hide a dagger in her delicate hands,/ And goes out at the frontier, shedding
her veil/ Leaving a sign of devout rebellion,/ She raises her hands and hails
written in a different temporal and political context, these lines still hold
significance and show that the role of Muslim women in shaping the political
consciousness should not be underestimated.
students pose a graver challenge as they are intellectually equipped to
understand the political strategy of the right-wing ideologues where basket
categories such as ‘nationalism’ and ‘mythical history’ are used to create
national ‘heroes’ by invoking a glorious past wherein only Hindus were the
legitimate citizens of India.
heroes also require villains to be counterpoised against them so that they
could garner some chivalrous validity. The most convenient thing in this
already vulnerable situation is to pick villains from the ‘Other’ communities
and present them as illegal immigrants and foreigners in order to further their
politics of structural exclusion.
trajectory of their actions and armed attacks on students highlight an
organized effort to silence any form of dissenting voices that can be a threat

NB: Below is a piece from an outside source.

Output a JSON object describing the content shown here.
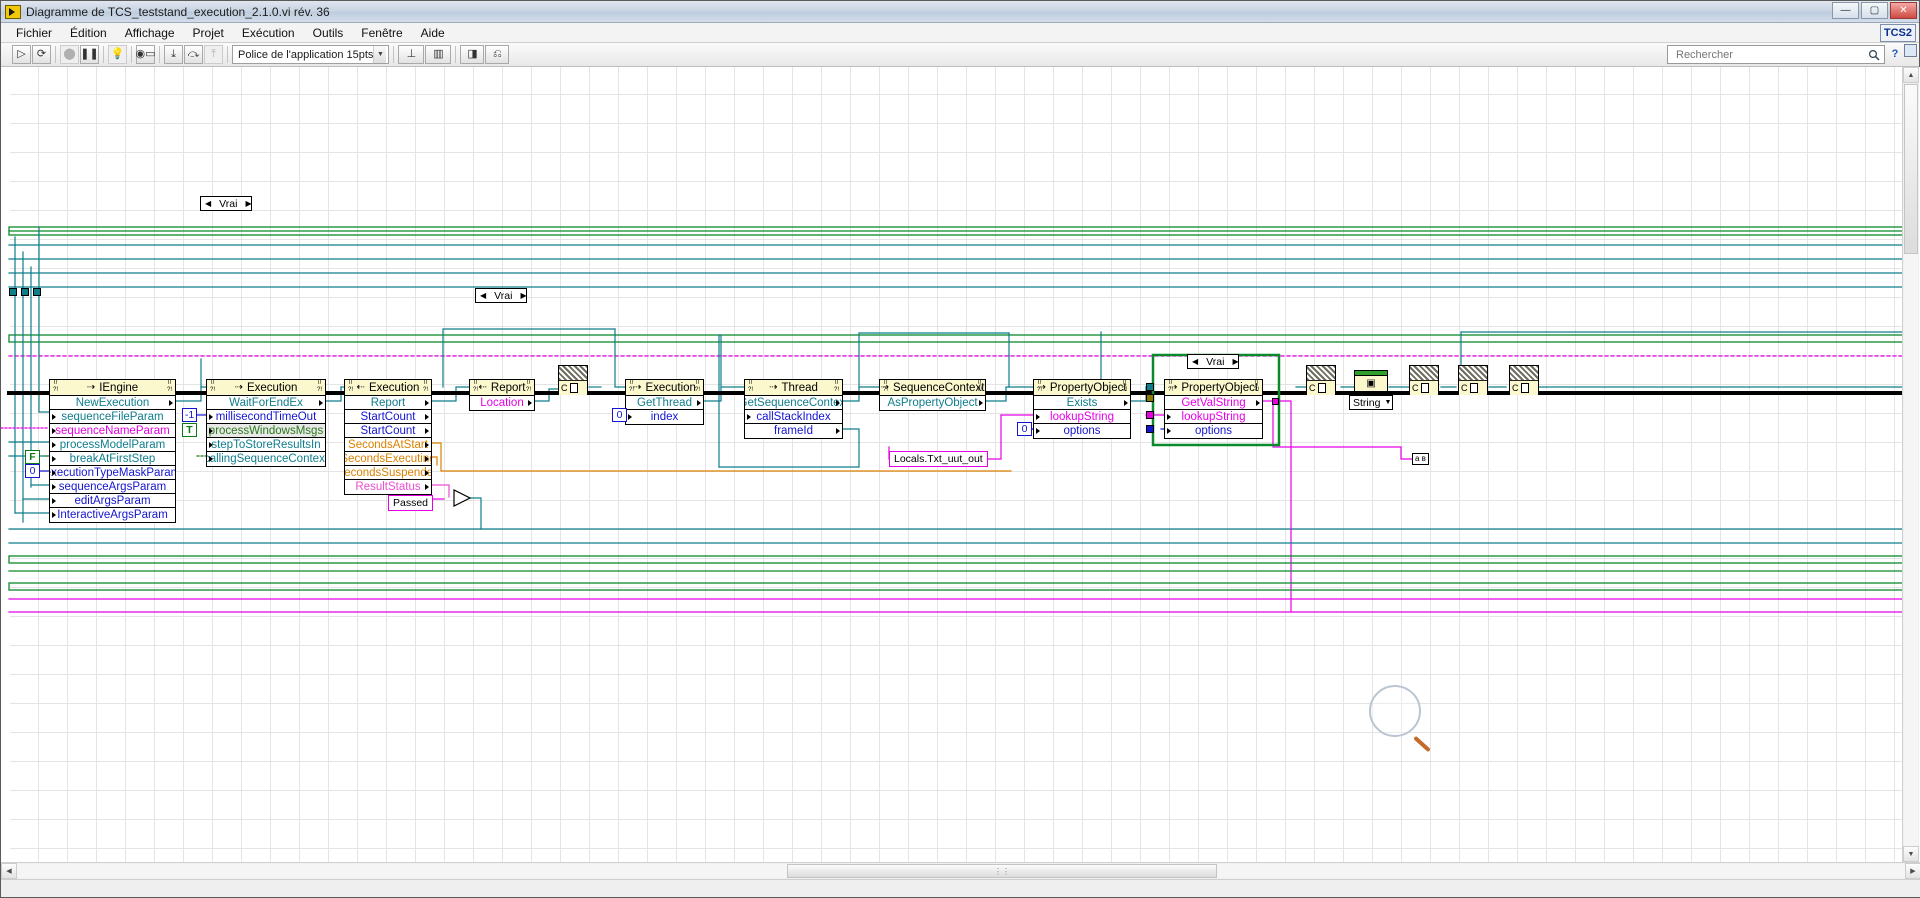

Jamia were pointed targets for them as they could also garner communal mileage
by presenting the students as betrayers of the nation and, ultimately,
betrayers of the majority population, which, according to Hindutva, can only
have a primordial connection with the ‘nation’.
obscurantist methods, however, did not appeal to a large mass of rational minds
that universities produce. The youths of the country — not governed by the
normative of religious divisions — stood up in solidarity, not merely to
reclaim their constitutional rights but also to reclaim India where they can
Jafri’s poem, “Jawaani”, echoes the spirit of the youth that surrounds us
“Haqiqat Se Meri Kyuu’n Bekhabar Duniya E Faani
Hai/ Baghawat Mera Maslak, Mera Mazhab Naujawaani Hai
(Why is this transitory world ignorant of my
reality?/ Rebellion is my aim, Youth is my religion).”
Aziz is an assistant professor in the department of history, Aligarh Muslim
Headline: Rising together as one
Source: The Telegraph India